In the Dunvegan Kaybob South Pool, recent multistage fracked horizontal wells have revealed the presence of a light oil play enveloping a large legacy gas field, developed with vertical wells. The boundary between the oil and gas producing areas intersect structural contours a high angle within deltaic sandstones of the Cretaceous Dunvegan Formation. To address controls on this boundary, a multidisciplinary study of cores, core analysis data, well logs was completed and integrated with test and production data to identify controls on fluid production.

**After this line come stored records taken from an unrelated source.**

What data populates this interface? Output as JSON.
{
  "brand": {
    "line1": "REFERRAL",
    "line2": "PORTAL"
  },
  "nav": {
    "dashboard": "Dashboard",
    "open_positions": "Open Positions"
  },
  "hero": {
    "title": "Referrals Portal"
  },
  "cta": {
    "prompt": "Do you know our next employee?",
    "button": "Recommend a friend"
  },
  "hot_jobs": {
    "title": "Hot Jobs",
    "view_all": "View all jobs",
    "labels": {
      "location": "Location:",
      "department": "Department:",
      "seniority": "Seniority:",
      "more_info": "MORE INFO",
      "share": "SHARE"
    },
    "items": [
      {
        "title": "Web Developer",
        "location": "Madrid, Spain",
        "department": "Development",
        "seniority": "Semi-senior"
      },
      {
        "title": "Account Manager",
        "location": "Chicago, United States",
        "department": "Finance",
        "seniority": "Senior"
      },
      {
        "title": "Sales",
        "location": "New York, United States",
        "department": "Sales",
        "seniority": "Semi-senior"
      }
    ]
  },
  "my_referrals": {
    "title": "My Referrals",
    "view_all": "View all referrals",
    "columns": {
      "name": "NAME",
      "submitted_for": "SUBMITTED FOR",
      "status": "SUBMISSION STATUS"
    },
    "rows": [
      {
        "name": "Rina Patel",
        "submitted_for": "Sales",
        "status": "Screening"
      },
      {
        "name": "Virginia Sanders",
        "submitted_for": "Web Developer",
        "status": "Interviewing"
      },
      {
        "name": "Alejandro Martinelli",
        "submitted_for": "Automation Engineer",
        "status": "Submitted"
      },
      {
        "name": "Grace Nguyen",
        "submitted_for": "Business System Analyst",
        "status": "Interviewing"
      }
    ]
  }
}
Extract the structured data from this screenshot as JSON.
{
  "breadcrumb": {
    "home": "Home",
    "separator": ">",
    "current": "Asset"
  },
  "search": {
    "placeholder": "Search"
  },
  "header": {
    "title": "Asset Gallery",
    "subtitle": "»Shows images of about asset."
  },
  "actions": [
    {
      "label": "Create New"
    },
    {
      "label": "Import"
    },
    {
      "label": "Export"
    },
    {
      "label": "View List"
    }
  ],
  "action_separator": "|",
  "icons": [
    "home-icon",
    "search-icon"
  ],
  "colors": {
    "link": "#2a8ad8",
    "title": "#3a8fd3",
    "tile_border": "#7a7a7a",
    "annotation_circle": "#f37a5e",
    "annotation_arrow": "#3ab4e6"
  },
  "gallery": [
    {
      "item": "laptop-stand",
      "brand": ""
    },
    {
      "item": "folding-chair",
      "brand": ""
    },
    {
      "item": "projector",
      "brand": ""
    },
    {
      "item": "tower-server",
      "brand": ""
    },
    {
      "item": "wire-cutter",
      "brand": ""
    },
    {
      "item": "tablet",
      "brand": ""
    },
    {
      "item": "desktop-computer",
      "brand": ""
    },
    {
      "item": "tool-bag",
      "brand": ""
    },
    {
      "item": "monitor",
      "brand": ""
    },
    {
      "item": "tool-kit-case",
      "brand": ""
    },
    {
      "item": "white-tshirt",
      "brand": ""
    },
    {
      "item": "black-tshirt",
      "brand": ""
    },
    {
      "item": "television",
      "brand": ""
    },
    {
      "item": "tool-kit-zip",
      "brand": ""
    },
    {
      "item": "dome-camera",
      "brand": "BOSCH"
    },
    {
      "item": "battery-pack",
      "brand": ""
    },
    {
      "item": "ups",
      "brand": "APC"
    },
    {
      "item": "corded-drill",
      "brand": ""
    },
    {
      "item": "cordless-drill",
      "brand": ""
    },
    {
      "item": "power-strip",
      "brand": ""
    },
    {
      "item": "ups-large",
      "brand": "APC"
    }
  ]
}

Legacy gas production is from relatively high permeability delta front sandstones, while oil dominated production occurs from lower permeability, fine grained pro-delta deposits. While wells within the legacy gas field produce very low volumes of oil, core fluid extractions reveal significant oil is also present within this portion of the reservoir, but is not mobile. The Dunvegan clearly demonstrates permeability as the main control on the anomalous fluid distributions, with several other tight sandstone plays showing similar relationships, although often more subtle, such as observed in the Cardium, Montney, etc.
The anomalous fluid distributions with higher gas saturations in higher permeability beds and higher oil saturation in lower reservoir quality beds contradict conventional capillary reservoir charge models. Thus, we propose late stage migration of predominantly gas related to the increase in gas generation post peak oil window due to increasing maturity of the kerogen during burial. These late generated gas fluids migrated from the deeper part of the basin preferentially within higher permeability strata and fractures, and displace the earlier emplaced oil resulting in reservoirs with high GOR. These counterintuitive observations with higher liquids production from lower reservoir quality, can significantly improve the play economics and allow better prediction of fluid distribution in many plays.
Although unconventional low permeability reservoirs form laterally continuous thick hydrocarbon accumulations, they often have variable liquid saturations vertically and laterally. While varying kerogen type and maturity are important controls. In several plays, fluid distribution shows a strong correlation with permeability, with higher gas saturations occurring in more permeable beds. The control of permeability on anomalous fluid distribution has been discussed for several clastic, low permeability unconventional light oil and liquid rich gas plays in the Western Canada Sedimentary Basin (e.g. Wood and Sanei 2016, Venieri and Pedersen 2017). In this study we present a study of a legacy gas pool producing from deltaic sandstone reservoirs of the late Cretaceous Dunvegan Formation (Figure 1). The pool is located within the deep basin of western Alberta, an area of pervasive hydrocarbon saturation charged by enveloping thermal mature organic rich mudstones and coals (Masters 1984). The Dunvegan Kaybob South Pool is comprised of a lowstand delta lobe of the southward prograding Dunvegan Delta (Bhattacharya 1993).